## TASK GOAL
Find the lines below that contain the string "rating". Copy each one.
▬▬▬
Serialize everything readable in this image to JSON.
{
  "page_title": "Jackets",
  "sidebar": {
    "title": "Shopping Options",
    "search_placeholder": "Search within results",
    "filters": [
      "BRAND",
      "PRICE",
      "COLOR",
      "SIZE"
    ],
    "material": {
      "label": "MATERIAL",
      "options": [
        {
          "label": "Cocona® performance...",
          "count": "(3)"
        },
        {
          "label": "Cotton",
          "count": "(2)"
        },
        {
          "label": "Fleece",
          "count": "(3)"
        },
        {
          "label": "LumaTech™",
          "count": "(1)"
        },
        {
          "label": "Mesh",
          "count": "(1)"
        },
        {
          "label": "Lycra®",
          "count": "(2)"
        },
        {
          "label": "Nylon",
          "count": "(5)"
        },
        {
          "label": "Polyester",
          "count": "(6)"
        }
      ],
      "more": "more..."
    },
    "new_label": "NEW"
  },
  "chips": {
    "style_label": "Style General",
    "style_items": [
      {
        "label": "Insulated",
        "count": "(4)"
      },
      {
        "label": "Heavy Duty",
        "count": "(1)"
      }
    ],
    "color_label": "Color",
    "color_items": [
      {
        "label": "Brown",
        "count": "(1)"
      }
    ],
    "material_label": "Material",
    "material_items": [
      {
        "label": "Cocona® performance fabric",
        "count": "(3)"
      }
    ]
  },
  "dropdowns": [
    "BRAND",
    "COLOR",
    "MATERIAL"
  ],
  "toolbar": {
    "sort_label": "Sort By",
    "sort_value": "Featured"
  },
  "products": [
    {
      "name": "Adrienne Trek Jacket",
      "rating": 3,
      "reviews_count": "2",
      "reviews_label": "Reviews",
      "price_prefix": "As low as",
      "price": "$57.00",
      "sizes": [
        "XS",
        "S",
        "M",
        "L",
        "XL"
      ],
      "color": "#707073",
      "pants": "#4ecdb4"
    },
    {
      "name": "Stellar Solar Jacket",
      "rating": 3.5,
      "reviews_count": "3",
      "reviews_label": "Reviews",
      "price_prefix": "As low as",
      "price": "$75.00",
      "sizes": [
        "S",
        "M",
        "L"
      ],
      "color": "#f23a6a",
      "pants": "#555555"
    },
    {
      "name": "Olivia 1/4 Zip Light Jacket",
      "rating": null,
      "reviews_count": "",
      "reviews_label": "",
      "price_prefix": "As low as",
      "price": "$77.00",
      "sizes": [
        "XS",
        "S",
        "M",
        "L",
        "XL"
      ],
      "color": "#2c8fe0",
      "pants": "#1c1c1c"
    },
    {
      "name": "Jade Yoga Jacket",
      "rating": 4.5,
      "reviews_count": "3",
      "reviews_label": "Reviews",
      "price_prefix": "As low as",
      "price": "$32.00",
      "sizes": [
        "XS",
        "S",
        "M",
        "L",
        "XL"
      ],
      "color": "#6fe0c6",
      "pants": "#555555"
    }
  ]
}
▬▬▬
## RESPONSE TO THE EXERCISE
      "rating": 3,
      "rating": 3.5,
      "rating": null,
      "rating": 4.5,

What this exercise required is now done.